# EXERCISE AIM:
Among the entries below, how many lines hold "role"? Reply with the number only.

#### DATA FOR THIS EXERCISE

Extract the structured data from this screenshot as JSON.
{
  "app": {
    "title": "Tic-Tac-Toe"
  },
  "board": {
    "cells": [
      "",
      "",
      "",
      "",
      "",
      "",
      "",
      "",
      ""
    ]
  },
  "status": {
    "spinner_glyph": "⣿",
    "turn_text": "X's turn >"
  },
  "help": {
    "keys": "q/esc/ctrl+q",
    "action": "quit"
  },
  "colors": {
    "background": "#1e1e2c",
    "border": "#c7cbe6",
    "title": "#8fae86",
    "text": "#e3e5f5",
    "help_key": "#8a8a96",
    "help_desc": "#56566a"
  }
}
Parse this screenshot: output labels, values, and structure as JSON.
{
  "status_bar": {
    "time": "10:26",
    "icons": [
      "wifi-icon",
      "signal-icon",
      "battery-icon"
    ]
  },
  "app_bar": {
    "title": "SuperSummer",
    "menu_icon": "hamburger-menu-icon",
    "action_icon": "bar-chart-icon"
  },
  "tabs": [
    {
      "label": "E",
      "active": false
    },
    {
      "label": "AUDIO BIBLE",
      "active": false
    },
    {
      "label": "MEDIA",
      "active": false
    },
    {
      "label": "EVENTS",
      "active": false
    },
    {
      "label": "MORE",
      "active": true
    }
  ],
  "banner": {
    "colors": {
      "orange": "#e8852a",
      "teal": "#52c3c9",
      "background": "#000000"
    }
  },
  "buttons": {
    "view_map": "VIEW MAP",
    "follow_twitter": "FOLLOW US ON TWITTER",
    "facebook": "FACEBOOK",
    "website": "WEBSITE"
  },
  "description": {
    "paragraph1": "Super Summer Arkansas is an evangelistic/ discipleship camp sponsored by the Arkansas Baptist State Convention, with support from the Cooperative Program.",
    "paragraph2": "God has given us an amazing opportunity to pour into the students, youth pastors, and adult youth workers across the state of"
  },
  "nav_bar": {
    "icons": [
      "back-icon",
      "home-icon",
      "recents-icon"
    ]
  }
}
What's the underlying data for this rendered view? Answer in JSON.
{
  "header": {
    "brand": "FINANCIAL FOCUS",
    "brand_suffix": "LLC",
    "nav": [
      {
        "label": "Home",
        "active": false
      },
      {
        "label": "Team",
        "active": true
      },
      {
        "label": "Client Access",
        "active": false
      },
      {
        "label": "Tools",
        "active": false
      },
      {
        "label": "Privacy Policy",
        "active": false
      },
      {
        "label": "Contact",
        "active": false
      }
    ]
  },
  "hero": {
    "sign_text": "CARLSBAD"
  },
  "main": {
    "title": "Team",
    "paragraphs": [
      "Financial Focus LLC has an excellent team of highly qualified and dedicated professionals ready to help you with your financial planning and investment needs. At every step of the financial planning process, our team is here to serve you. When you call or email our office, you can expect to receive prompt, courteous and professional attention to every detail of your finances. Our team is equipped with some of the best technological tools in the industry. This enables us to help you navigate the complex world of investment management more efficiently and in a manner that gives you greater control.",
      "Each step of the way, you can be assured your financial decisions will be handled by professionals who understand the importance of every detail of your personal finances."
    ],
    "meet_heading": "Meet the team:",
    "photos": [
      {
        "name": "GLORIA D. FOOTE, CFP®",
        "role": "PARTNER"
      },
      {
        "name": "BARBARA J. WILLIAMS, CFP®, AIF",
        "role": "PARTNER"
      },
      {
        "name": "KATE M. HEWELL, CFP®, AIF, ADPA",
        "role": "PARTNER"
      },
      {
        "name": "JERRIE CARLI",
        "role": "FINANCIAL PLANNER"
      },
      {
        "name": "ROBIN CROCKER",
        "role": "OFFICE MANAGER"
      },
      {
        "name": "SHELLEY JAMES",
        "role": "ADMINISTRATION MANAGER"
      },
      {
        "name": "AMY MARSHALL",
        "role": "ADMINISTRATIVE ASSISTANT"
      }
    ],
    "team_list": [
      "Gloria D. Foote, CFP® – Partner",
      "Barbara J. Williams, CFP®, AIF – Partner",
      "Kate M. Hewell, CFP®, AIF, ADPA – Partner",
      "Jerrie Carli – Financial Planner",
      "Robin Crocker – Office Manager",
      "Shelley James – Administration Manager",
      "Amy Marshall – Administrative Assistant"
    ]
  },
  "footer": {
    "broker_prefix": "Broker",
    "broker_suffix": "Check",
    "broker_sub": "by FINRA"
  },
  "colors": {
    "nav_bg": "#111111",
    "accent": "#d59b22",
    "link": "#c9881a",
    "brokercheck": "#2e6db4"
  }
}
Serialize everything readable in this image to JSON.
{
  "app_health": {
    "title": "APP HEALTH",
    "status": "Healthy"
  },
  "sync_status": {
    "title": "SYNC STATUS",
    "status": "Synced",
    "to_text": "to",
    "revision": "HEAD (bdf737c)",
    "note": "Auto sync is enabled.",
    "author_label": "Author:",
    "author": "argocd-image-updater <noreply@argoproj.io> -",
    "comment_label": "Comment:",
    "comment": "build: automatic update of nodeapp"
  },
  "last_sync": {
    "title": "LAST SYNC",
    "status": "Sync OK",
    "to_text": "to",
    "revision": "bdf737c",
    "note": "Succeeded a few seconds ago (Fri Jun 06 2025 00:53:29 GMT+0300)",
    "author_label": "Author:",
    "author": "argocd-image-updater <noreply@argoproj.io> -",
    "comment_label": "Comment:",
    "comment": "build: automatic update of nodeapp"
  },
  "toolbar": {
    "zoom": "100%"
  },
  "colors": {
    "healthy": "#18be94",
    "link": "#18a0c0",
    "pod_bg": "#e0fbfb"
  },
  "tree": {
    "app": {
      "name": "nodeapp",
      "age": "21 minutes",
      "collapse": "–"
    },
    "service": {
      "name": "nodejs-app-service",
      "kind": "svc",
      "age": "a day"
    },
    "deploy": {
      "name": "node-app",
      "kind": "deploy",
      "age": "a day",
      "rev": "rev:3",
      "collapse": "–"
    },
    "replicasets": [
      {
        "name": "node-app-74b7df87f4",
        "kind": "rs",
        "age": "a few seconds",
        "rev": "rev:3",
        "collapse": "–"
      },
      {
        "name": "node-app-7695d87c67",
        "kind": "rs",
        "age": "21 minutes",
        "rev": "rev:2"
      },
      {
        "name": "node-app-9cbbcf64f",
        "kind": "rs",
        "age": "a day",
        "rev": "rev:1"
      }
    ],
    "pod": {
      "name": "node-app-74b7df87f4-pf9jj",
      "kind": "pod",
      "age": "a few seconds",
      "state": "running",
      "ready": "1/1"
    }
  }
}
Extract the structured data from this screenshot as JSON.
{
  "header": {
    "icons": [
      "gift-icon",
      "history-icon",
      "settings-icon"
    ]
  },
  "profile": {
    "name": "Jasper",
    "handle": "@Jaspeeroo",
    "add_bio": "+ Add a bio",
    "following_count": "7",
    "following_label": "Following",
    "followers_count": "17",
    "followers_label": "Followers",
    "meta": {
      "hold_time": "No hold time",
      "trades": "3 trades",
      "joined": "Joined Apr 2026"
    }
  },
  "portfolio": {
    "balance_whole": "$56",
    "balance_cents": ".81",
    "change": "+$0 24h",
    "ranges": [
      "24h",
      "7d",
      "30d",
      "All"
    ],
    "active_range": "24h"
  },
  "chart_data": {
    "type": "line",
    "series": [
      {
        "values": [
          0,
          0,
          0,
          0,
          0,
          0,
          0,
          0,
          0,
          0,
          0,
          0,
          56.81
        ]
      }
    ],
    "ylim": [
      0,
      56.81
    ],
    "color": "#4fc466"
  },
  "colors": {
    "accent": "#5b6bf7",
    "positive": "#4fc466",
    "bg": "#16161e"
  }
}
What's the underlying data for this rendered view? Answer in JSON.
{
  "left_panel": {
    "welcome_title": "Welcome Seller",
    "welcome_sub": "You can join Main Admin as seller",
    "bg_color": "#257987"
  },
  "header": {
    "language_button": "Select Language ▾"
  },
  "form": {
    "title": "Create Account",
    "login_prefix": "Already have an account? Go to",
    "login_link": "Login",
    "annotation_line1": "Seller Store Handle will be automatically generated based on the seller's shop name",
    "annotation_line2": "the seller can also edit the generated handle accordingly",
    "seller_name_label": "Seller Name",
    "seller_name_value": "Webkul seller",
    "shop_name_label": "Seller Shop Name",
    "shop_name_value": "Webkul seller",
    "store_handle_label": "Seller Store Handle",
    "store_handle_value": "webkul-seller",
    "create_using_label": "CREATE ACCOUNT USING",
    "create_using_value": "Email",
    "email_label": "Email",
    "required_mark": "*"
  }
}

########

# FINISHED TASK:
7